Research

Research

WHY WE OFTEN RELY ON INACCURATE INFORMATION WHY WE OFTEN RELY ON INACCURATE INFORMATION

WHY WE OFTEN RELY ON INACCURATE INFORMATION

SMALL SCHOOL BIG RESEARCH

Even when people know better, they often rely on inaccurate or misleading information to make future decisions. David Rapp’s research looks into why we are so easily influenced by false statements and what we can do to avoid relying on incorrect information.

Read more about Rapp’s research

Can a Growth Mindset Boost Coding Skills?

Can a Growth Mindset Boost Coding Skills?

Introductory computer science classes often have trouble retaining students, perhaps in part because they often promote a fixed mindset or the belief that great programmers are born and not made.

Saving Lives with Social Policy

Saving Lives with Social Policy

Income inequality and health inequality are not necessarily connected, according to a new study of U.S. and French death rates examining the often-studied link between poverty and poor health.

Northwestern, CPS Launch Rapid Impact Grants Program
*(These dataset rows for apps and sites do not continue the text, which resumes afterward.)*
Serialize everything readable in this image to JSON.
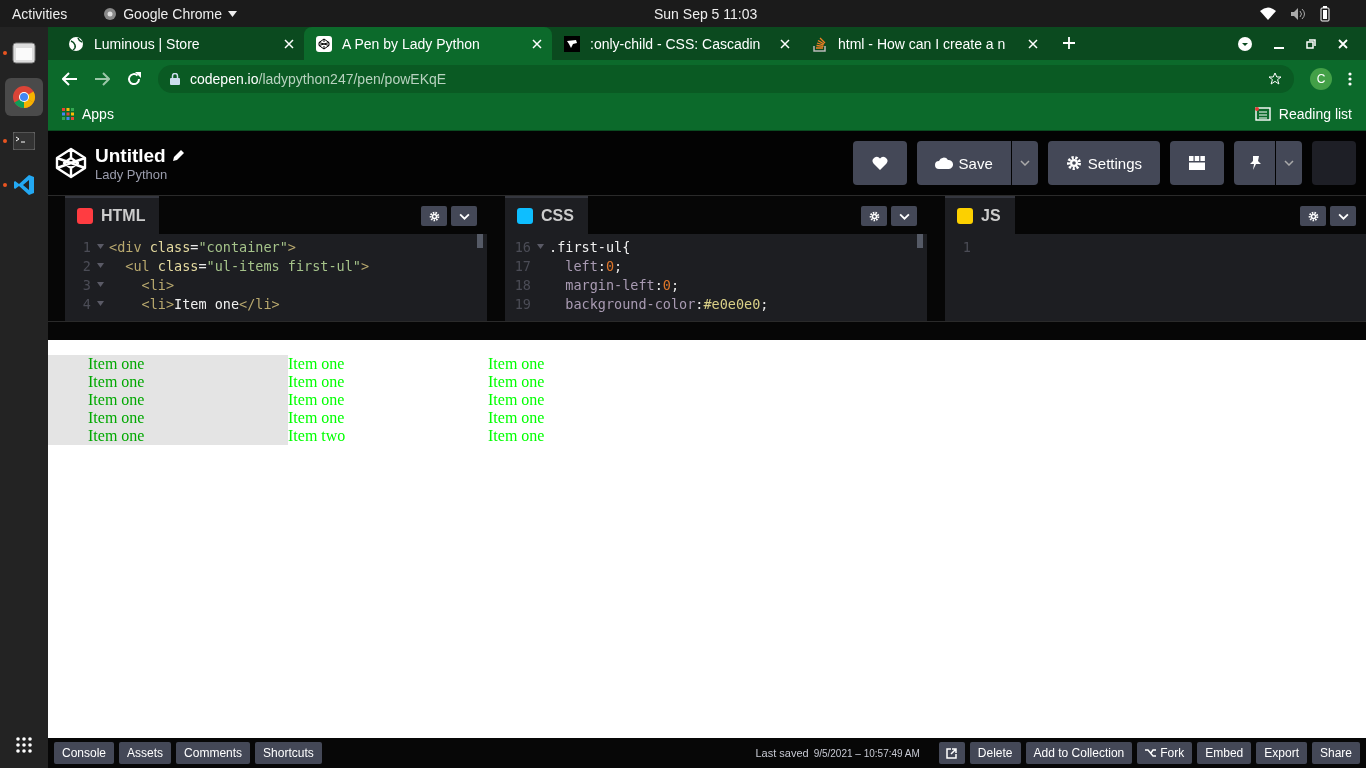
{
  "system_bar": {
    "activities": "Activities",
    "app": "Google Chrome",
    "clock": "Sun Sep 5  11:03"
  },
  "dock": [
    {
      "kind": "files",
      "running": true,
      "selected": false
    },
    {
      "kind": "chrome",
      "running": false,
      "selected": true
    },
    {
      "kind": "terminal",
      "running": true,
      "selected": false
    },
    {
      "kind": "vscode",
      "running": true,
      "selected": false
    }
  ],
  "browser": {
    "tabs": [
      {
        "kind": "globe",
        "title": "Luminous | Store",
        "selected": false
      },
      {
        "kind": "codepen",
        "title": "A Pen by Lady Python",
        "selected": true
      },
      {
        "kind": "mdn",
        "title": ":only-child - CSS: Cascadin",
        "selected": false
      },
      {
        "kind": "stack",
        "title": "html - How can I create a n",
        "selected": false
      }
    ],
    "url_host": "codepen.io",
    "url_path": "/ladypython247/pen/powEKqE",
    "profile": "C",
    "apps": "Apps",
    "reading_list": "Reading list"
  },
  "pen": {
    "title": "Untitled",
    "author": "Lady Python",
    "save": "Save",
    "settings": "Settings"
  },
  "editors": [
    {
      "kind": "html",
      "label": "HTML",
      "lines": [
        {
          "number": "1",
          "fold": true,
          "segments": [
            {
              "kind": "tag",
              "text": "<div "
            },
            {
              "kind": "attr",
              "text": "class"
            },
            {
              "kind": "punct",
              "text": "="
            },
            {
              "kind": "string",
              "text": "\"container\""
            },
            {
              "kind": "tag",
              "text": ">"
            }
          ]
        },
        {
          "number": "2",
          "fold": true,
          "segments": [
            {
              "kind": "tag",
              "text": "  <ul "
            },
            {
              "kind": "attr",
              "text": "class"
            },
            {
              "kind": "punct",
              "text": "="
            },
            {
              "kind": "string",
              "text": "\"ul-items first-ul\""
            },
            {
              "kind": "tag",
              "text": ">"
            }
          ]
        },
        {
          "number": "3",
          "fold": true,
          "segments": [
            {
              "kind": "tag",
              "text": "    <li>"
            }
          ]
        },
        {
          "number": "4",
          "fold": true,
          "segments": [
            {
              "kind": "tag",
              "text": "    <li>"
            },
            {
              "kind": "text",
              "text": "Item one"
            },
            {
              "kind": "tag",
              "text": "</li>"
            }
          ]
        }
      ]
    },
    {
      "kind": "css",
      "label": "CSS",
      "lines": [
        {
          "number": "16",
          "fold": true,
          "segments": [
            {
              "kind": "text",
              "text": ".first-ul{"
            }
          ]
        },
        {
          "number": "17",
          "fold": false,
          "segments": [
            {
              "kind": "prop",
              "text": "  left"
            },
            {
              "kind": "punct",
              "text": ":"
            },
            {
              "kind": "num",
              "text": "0"
            },
            {
              "kind": "punct",
              "text": ";"
            }
          ]
        },
        {
          "number": "18",
          "fold": false,
          "segments": [
            {
              "kind": "prop",
              "text": "  margin-left"
            },
            {
              "kind": "punct",
              "text": ":"
            },
            {
              "kind": "num",
              "text": "0"
            },
            {
              "kind": "punct",
              "text": ";"
            }
          ]
        },
        {
          "number": "19",
          "fold": false,
          "segments": [
            {
              "kind": "prop",
              "text": "  background-color"
            },
            {
              "kind": "punct",
              "text": ":"
            },
            {
              "kind": "color",
              "text": "#e0e0e0"
            },
            {
              "kind": "punct",
              "text": ";"
            }
          ]
        }
      ]
    },
    {
      "kind": "js",
      "label": "JS",
      "lines": [
        {
          "number": "1",
          "fold": false
        }
      ]
    }
  ],
  "preview": {
    "columns": [
      {
        "highlighted": true,
        "items": [
          "Item one",
          "Item one",
          "Item one",
          "Item one",
          "Item one"
        ]
      },
      {
        "highlighted": false,
        "items": [
          "Item one",
          "Item one",
          "Item one",
          "Item one",
          "Item two"
        ]
      },
      {
        "highlighted": false,
        "items": [
          "Item one",
          "Item one",
          "Item one",
          "Item one",
          "Item one"
        ]
      }
    ]
  },
  "footer": {
    "left_buttons": [
      "Console",
      "Assets",
      "Comments",
      "Shortcuts"
    ],
    "last_saved_label": "Last saved",
    "last_saved_time": "9/5/2021 – 10:57:49 AM",
    "right_buttons": [
      {
        "kind": "external"
      },
      {
        "kind": "plain",
        "label": "Delete"
      },
      {
        "kind": "plain",
        "label": "Add to Collection"
      },
      {
        "kind": "fork",
        "label": "Fork"
      },
      {
        "kind": "plain",
        "label": "Embed"
      },
      {
        "kind": "plain",
        "label": "Export"
      },
      {
        "kind": "plain",
        "label": "Share"
      }
    ]
  }
}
Northwestern, CPS Launch Rapid Impact Grants Program

SESP and Chicago Public Schools (CPS) have created the Rapid Impact Grants Program -- an accelerated program that will fund small projects that address pressing research needs to help inform practice and propel academic progress in the nation’s third-largest school district.

SESP in the Media: August 2018

SESP in the Media: August 2018

An ongoing, monthly roundup of appearances in the news media by School of Education and Social Policy faculty, researchers, and our community.

SESP Graduate Students Win Dev Sci Funding

SESP Graduate Students Win Dev Sci Funding

Northwestern University doctoral students Mollie McQuillian, Jacquelyn Stephens and Courtenay Kessler have been awarded seed grant funding for ambitious research projects that promote health and well-being across the lifespan from the DevSci Center for Transdisciplinary Training and The Graduate School.  

SNAP Benefits Reduced When Work Requirements Rise

SNAP Benefits Reduced When Work Requirements Rise

Expanding work requirements for those participating in the federal Supplemental Nutrition Assistance Program (SNAP) would hurt millions of people already in the workforce, especially those with low levels of education, Northwestern University labor economist Diane Shanzenbach wrote in Brookings.